The pitch (which you can see here, but sadly I cant embed) starts out with two execs from Kodak acknowledging that creating an ad around this wheel is hard because wheels arent really seen as exciting technology, even though they are the original. Draper fires back, Technology is a glittering lure. But theres the rare occasion when the public can be engaged on a level beyond flash. If they have a sentimental bond with the product.
In the iPhone 4 FaceTime commercial, thats exactly what Apple is playing up. As were all well aware, video chat, even on phones, is nothing new. Sure, Apple has simplified it, but theyre not really showcasing that here. Instead theyre going right for the heart strings. Theyre doing something rather incredible. Theyre conveying how youll feel if you use the product, by making you feel alongside those in the commercial. Theyre creating this sentimental bond.
Draper continues, talking about an old copyrighter he used to work with, Teddy. He also talked about a deeper bond with the product. Nostalgia. Its delicate. But potent. Draper fires up the projector. Teddy told me that in Greek, Nostalgia literally means the pain from an old wound. Its a twinge in your heart far more powerful than memory alone.
Again, thats this FaceTime commercial. Its not old pictures, but its more powerful. Its loved ones that you havent seen in a while, that youre apart from, right there in front of you, live. It takes us to a place where we ache to go again, as Draper puts it. It lets us travel the way a child travels. Round and around and back home again. To a place where we know were loved.
And Apple goes a step further. Rather than just playing up the family bond which they do with the baby crawling on the bed, the mother with the baby, and the grandparents with the graduating grandchild, Apple shows a pregnant wife getting an ultrasound and her husband in the military, presumably overseas, watching. When the wife hits the button to flip the camera and show the unborn baby on the monitor, they cut to a shot of the husband and his face drops as if hes about to cry. Its extremely powerful stuff.
Then Apple kicks it up another notch. They show a girlfriend waving to a boyfriend through FaceTime just as any other couple might. Only then they reveal that the boyfriend is deaf. But thanks to the video functionality, the two can sign with one another. The commercial wraps with them each looking at the phone in awe after they sign their goodbyes, as if theyve just done something unbelievable. Something extremely important to them. And they have. Its delicate. But potent.
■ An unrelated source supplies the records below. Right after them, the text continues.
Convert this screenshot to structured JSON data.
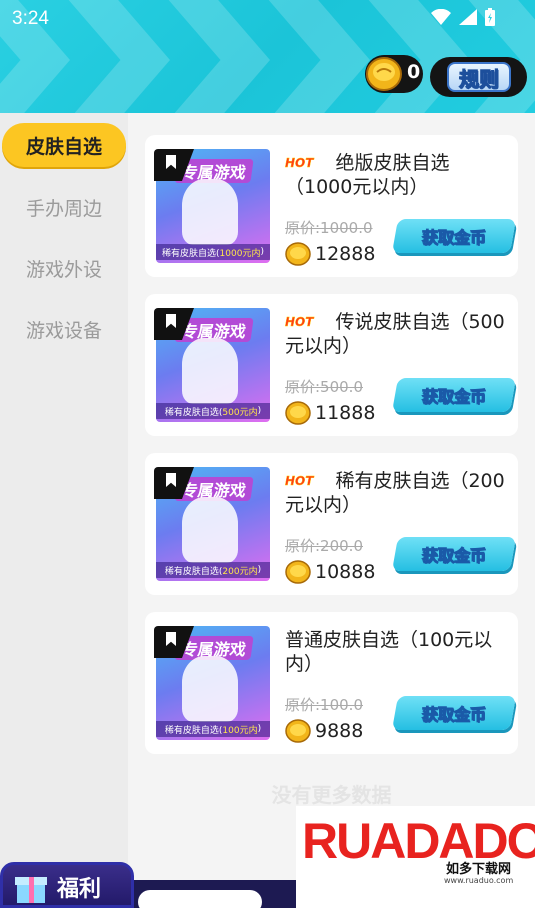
{
  "status_bar": {
    "time": "3:24"
  },
  "header": {
    "coin_count": "0",
    "rules_label": "规则"
  },
  "sidebar": {
    "items": [
      {
        "label": "皮肤自选",
        "active": true
      },
      {
        "label": "手办周边",
        "active": false
      },
      {
        "label": "游戏外设",
        "active": false
      },
      {
        "label": "游戏设备",
        "active": false
      }
    ]
  },
  "products": [
    {
      "hot": "HOT",
      "title": "绝版皮肤自选（1000元以内）",
      "thumb_logo": "专属游戏",
      "thumb_caption_pre": "稀有皮肤自选(",
      "thumb_caption_hl": "1000元内",
      "thumb_caption_post": ")",
      "original_price": "原价:1000.0",
      "price": "12888",
      "button_label": "获取金币"
    },
    {
      "hot": "HOT",
      "title": "传说皮肤自选（500元以内）",
      "thumb_logo": "专属游戏",
      "thumb_caption_pre": "稀有皮肤自选(",
      "thumb_caption_hl": "500元内",
      "thumb_caption_post": ")",
      "original_price": "原价:500.0",
      "price": "11888",
      "button_label": "获取金币"
    },
    {
      "hot": "HOT",
      "title": "稀有皮肤自选（200元以内）",
      "thumb_logo": "专属游戏",
      "thumb_caption_pre": "稀有皮肤自选(",
      "thumb_caption_hl": "200元内",
      "thumb_caption_post": ")",
      "original_price": "原价:200.0",
      "price": "10888",
      "button_label": "获取金币"
    },
    {
      "hot": "",
      "title": "普通皮肤自选（100元以内）",
      "thumb_logo": "专属游戏",
      "thumb_caption_pre": "稀有皮肤自选(",
      "thumb_caption_hl": "100元内",
      "thumb_caption_post": ")",
      "original_price": "原价:100.0",
      "price": "9888",
      "button_label": "获取金币"
    }
  ],
  "list_footer": "没有更多数据",
  "watermark": {
    "brand": "RUADADO",
    "cn": "如多下载网",
    "url": "www.ruaduo.com"
  },
  "bottom_nav": {
    "left_label": "福利"
  },
  "colors": {
    "header": "#22cde0",
    "active_tab": "#fcc622",
    "button": "#25bfe2"
  }
}
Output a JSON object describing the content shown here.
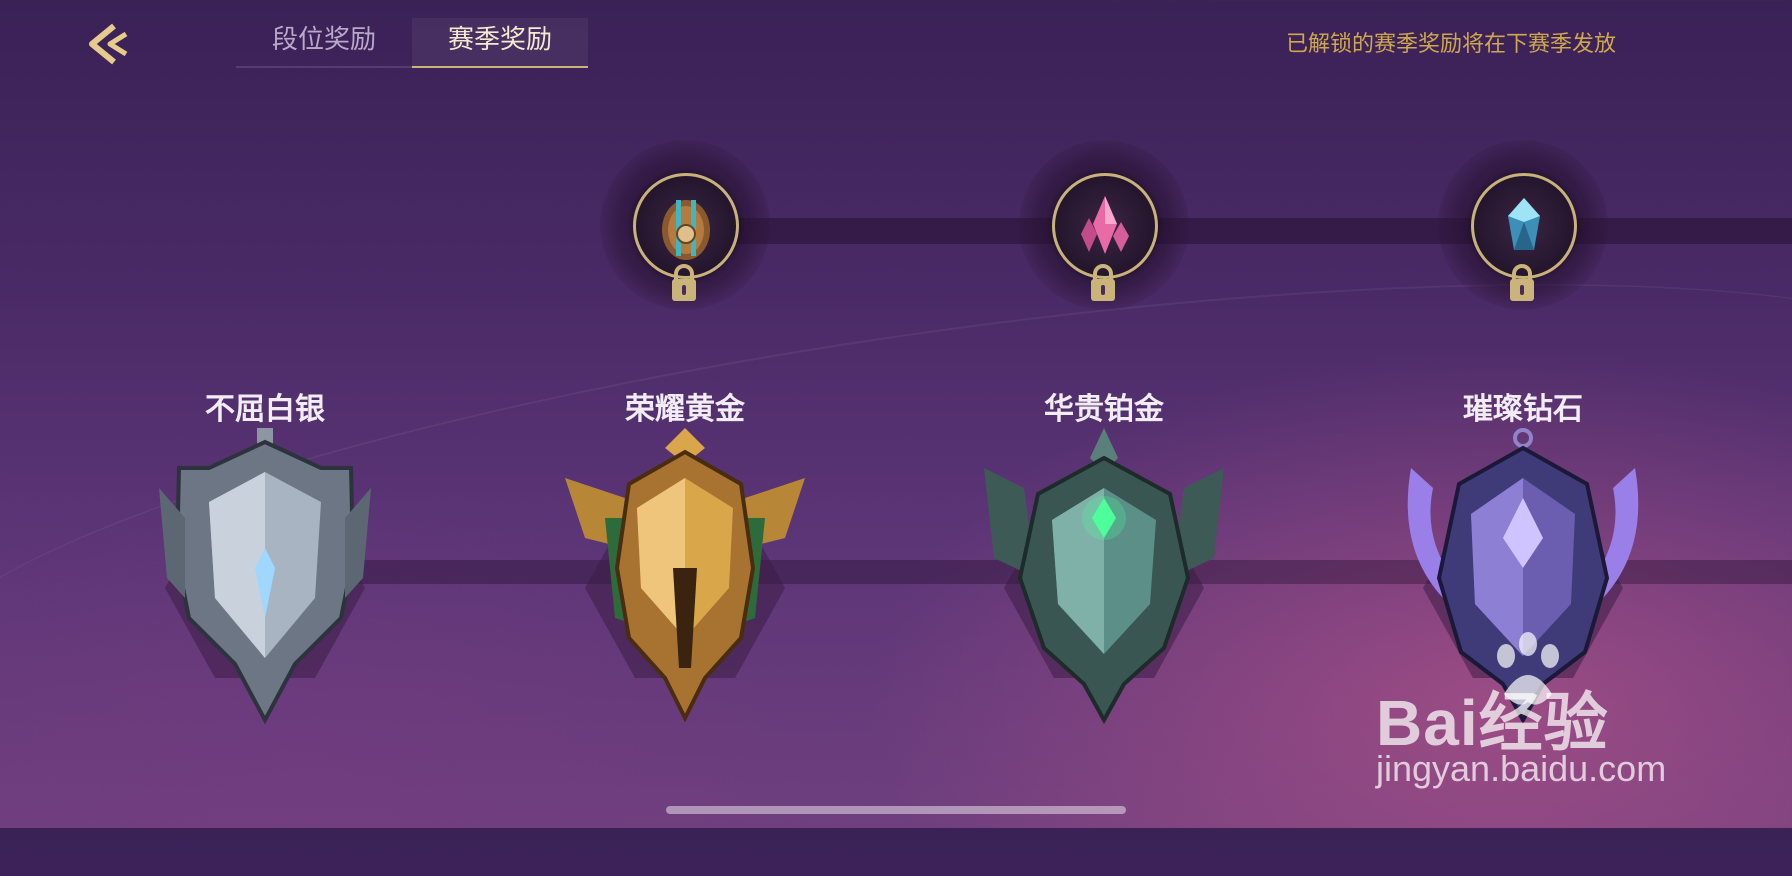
{
  "header": {
    "tabs": [
      {
        "label": "段位奖励",
        "active": false
      },
      {
        "label": "赛季奖励",
        "active": true
      }
    ],
    "notice": "已解锁的赛季奖励将在下赛季发放"
  },
  "rewards": [
    {
      "icon": "summoner-egg-icon",
      "locked": true
    },
    {
      "icon": "pink-crystal-icon",
      "locked": true
    },
    {
      "icon": "blue-crystal-icon",
      "locked": true
    }
  ],
  "ranks": [
    {
      "name": "不屈白银",
      "emblem": "silver-emblem-icon",
      "color": "#a9b4c2"
    },
    {
      "name": "荣耀黄金",
      "emblem": "gold-emblem-icon",
      "color": "#c9963e"
    },
    {
      "name": "华贵铂金",
      "emblem": "platinum-emblem-icon",
      "color": "#4f8a7e"
    },
    {
      "name": "璀璨钻石",
      "emblem": "diamond-emblem-icon",
      "color": "#6b5db0"
    }
  ],
  "watermark": {
    "logo": "Bai经验",
    "url": "jingyan.baidu.com"
  },
  "colors": {
    "accent_gold": "#cfa84e",
    "background_top": "#3a2156",
    "background_bottom": "#6f3f7e"
  }
}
It shouldnt be surprising that Apple hired Hollywood director Sam Mendes (American Beauty, Revolutionary Road) to direct this commercial. Levels of sentiment that people often feel while watching movies rarely, if ever, travel over to advertising. But they have in this FaceTime commercial, just as they have in Drapers Kodak presentation. Its as if the Apple commercial borrowed a page out of the playbook that Draper was talking about in that episode.
Apple, of course, has a history of great advertising campaigns. From the 1984′ Super Bowl commercial (directed by another Hollywood guy, Ridley Scott), to the Think Different campaign, to the Get a Mac spots, each was effective at conveying different things about the brand. But this latest commercial is the first (to my knowledge) that really aims to connect with people on a deep emotional level. And its going to help Apple sell a massive amount of iPhone 4s.To people like my friend.http://techcrunch.com/2010/07/10/app...me-commercial/